• EXERCISE DESCRIPTION:
I need the number of lines in the data that include "initial"; reply with that number alone.

• GIVEN DATA:
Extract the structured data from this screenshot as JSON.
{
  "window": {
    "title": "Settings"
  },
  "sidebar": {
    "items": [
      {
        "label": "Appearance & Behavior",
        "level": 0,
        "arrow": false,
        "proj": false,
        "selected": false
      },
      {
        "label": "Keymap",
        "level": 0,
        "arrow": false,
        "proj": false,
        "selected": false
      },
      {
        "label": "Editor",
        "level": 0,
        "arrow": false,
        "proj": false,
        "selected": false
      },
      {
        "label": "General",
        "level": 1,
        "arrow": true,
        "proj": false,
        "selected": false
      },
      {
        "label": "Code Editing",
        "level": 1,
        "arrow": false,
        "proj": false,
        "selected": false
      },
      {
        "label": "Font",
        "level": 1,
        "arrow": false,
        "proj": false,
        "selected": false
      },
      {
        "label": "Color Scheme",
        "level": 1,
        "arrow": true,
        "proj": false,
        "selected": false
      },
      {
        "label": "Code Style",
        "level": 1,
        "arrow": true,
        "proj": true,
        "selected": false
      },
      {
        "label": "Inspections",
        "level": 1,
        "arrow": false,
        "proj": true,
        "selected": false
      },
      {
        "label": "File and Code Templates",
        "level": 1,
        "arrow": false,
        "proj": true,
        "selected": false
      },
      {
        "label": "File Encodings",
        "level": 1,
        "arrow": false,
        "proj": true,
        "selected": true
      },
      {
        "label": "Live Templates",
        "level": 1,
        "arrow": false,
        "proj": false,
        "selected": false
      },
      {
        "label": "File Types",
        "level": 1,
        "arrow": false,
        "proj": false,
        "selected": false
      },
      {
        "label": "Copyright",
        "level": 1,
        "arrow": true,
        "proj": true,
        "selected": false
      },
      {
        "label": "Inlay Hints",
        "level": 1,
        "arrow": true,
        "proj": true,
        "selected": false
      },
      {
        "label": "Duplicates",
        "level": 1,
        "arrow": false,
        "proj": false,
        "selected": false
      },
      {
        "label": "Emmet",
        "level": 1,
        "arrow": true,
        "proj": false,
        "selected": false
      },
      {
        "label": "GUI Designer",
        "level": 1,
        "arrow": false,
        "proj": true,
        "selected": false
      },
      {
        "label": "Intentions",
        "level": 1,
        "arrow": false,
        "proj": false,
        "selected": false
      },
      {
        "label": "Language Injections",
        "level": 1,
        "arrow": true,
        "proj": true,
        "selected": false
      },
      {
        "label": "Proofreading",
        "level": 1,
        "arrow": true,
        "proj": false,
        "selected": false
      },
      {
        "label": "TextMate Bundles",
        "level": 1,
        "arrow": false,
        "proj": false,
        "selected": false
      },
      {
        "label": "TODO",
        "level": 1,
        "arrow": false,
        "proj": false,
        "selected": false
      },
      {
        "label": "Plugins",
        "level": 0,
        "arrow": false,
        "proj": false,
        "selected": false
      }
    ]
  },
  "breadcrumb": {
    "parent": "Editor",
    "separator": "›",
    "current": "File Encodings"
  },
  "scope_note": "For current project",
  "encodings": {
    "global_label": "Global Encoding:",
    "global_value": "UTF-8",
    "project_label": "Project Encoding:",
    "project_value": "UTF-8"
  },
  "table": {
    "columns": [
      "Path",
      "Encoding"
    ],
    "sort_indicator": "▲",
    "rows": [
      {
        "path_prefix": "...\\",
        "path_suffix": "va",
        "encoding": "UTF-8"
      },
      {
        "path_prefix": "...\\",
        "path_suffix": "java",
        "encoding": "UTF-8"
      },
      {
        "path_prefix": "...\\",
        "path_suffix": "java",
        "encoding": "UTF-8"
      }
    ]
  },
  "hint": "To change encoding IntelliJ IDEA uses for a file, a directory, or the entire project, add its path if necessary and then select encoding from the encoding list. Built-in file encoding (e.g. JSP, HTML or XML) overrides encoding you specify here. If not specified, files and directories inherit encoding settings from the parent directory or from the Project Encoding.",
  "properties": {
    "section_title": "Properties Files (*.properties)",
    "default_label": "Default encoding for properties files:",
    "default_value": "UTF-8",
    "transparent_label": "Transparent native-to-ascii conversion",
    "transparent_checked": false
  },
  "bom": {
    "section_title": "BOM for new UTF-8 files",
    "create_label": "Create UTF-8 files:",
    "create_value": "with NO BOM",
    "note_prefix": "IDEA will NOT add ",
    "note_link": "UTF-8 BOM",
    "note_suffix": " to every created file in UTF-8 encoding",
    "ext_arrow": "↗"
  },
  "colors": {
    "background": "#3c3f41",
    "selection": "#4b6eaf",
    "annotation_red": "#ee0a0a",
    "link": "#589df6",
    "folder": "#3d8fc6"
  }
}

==

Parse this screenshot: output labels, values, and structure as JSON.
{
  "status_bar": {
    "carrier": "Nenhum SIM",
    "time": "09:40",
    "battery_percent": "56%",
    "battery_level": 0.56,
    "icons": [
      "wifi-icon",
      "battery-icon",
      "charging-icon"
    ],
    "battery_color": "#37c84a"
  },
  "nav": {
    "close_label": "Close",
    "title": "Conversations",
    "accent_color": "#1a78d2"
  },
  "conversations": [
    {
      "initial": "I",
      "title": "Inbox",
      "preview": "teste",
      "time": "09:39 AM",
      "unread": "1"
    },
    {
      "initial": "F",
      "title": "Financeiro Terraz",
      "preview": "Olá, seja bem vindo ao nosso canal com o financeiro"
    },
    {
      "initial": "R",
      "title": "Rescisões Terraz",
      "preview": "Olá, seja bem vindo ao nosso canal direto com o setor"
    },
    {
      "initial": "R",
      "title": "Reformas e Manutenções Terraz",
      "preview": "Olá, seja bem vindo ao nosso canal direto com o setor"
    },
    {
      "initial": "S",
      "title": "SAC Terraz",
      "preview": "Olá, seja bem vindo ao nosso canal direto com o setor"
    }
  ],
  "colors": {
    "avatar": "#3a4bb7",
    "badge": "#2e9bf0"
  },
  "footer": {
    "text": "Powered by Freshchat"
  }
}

• ANSWER BOX:
5